--- SUPPLIED MATERIAL Enclosed Below ---

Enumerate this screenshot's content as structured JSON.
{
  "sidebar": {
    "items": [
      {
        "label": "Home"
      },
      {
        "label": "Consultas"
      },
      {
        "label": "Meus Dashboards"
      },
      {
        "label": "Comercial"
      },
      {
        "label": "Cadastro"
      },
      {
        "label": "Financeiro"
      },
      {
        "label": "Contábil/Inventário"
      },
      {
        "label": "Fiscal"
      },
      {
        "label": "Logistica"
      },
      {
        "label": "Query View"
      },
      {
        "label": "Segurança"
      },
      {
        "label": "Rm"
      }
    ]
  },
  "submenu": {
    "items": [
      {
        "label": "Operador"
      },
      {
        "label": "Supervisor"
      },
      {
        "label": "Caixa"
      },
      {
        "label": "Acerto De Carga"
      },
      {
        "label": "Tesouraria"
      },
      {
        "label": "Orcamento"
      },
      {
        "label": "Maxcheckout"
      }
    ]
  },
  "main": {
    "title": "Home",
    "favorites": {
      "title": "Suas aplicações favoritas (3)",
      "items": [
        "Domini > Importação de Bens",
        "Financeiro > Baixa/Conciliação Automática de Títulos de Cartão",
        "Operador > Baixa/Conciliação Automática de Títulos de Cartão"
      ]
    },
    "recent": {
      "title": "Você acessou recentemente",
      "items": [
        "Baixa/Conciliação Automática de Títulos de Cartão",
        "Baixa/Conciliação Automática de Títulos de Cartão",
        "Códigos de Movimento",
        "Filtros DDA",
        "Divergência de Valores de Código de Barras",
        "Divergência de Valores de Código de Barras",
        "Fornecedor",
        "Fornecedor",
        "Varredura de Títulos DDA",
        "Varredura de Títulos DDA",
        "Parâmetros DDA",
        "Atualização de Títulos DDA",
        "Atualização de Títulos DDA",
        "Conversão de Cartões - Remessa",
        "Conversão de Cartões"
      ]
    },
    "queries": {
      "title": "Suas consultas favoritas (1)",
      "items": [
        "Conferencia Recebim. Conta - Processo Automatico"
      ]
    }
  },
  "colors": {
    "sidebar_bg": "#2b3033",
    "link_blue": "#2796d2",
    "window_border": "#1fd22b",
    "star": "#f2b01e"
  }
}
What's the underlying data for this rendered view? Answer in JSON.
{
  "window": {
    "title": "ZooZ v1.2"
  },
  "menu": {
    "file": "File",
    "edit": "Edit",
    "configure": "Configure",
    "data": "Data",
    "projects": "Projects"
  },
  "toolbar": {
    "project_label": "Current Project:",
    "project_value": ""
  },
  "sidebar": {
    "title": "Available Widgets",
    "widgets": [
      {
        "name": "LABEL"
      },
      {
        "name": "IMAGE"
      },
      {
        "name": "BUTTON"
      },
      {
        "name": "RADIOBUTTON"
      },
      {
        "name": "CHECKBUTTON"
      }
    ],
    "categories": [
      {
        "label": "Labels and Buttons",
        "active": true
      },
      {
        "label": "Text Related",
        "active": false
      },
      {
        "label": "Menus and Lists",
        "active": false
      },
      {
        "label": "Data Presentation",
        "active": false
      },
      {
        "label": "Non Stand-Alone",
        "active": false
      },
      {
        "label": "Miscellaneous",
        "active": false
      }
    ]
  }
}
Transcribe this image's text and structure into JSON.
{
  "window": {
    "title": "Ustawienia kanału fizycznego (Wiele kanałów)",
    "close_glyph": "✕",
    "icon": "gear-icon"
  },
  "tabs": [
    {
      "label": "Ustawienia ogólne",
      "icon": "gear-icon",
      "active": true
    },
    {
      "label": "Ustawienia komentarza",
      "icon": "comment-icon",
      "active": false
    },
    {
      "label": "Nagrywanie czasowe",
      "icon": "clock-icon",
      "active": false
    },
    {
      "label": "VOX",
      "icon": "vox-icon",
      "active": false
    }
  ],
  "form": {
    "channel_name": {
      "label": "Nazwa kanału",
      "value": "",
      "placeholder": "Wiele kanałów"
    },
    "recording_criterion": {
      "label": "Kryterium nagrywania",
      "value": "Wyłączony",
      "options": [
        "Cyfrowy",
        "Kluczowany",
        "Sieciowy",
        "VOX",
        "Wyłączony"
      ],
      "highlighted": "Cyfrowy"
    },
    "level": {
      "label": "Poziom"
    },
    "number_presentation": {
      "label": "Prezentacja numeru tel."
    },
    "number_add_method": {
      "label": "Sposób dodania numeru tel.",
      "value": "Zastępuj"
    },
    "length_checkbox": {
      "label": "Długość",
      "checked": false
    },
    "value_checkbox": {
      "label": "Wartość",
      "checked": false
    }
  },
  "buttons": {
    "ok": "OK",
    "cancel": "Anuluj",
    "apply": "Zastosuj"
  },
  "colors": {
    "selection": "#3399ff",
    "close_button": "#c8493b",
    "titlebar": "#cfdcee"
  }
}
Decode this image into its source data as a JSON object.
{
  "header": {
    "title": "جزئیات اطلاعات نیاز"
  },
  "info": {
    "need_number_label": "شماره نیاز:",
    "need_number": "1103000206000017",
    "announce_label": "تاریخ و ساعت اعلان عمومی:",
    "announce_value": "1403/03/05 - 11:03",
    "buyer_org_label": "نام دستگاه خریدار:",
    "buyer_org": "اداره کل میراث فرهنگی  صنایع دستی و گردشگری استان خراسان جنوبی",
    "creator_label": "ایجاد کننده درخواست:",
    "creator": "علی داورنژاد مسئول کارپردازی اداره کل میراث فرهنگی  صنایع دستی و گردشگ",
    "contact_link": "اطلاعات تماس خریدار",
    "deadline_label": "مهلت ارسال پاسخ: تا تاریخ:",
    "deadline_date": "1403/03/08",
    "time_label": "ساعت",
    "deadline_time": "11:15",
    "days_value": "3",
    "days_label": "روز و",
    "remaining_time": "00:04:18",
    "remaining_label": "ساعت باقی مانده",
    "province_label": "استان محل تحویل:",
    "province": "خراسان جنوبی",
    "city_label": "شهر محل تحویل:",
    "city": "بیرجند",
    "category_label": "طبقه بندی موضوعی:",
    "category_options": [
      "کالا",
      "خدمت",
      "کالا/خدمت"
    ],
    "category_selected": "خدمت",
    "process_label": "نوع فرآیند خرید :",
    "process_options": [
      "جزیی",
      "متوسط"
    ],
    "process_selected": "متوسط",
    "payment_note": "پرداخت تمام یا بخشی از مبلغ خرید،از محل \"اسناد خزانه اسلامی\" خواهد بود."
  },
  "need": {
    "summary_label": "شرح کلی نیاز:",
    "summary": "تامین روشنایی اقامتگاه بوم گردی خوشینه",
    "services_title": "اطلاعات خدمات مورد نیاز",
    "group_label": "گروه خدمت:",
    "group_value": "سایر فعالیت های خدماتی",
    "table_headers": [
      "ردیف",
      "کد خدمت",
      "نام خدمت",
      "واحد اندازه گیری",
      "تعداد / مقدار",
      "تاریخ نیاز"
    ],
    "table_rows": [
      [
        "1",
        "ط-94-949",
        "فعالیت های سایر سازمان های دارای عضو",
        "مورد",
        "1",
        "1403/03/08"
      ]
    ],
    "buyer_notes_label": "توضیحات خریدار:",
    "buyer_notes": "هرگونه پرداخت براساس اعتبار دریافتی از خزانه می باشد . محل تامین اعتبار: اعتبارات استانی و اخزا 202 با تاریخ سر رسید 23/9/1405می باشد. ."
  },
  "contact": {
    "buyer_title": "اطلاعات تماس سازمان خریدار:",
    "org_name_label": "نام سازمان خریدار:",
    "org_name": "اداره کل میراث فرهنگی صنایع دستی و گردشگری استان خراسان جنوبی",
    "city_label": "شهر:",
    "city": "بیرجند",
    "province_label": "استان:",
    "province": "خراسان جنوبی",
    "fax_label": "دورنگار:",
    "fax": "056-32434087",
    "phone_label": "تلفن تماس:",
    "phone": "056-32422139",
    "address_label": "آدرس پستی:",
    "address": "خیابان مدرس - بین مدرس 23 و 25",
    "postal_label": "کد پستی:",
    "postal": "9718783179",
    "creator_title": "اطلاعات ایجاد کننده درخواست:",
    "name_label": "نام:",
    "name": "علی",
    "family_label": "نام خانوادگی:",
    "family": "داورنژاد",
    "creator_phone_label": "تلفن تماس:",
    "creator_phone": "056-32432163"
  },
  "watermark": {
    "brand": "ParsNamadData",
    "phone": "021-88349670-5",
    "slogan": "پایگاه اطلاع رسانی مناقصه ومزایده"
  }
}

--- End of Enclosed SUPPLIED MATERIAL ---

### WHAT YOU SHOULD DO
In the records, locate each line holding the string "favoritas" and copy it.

### THE ANSWER
      "title": "Suas aplicações favoritas (3)",
      "title": "Suas consultas favoritas (1)",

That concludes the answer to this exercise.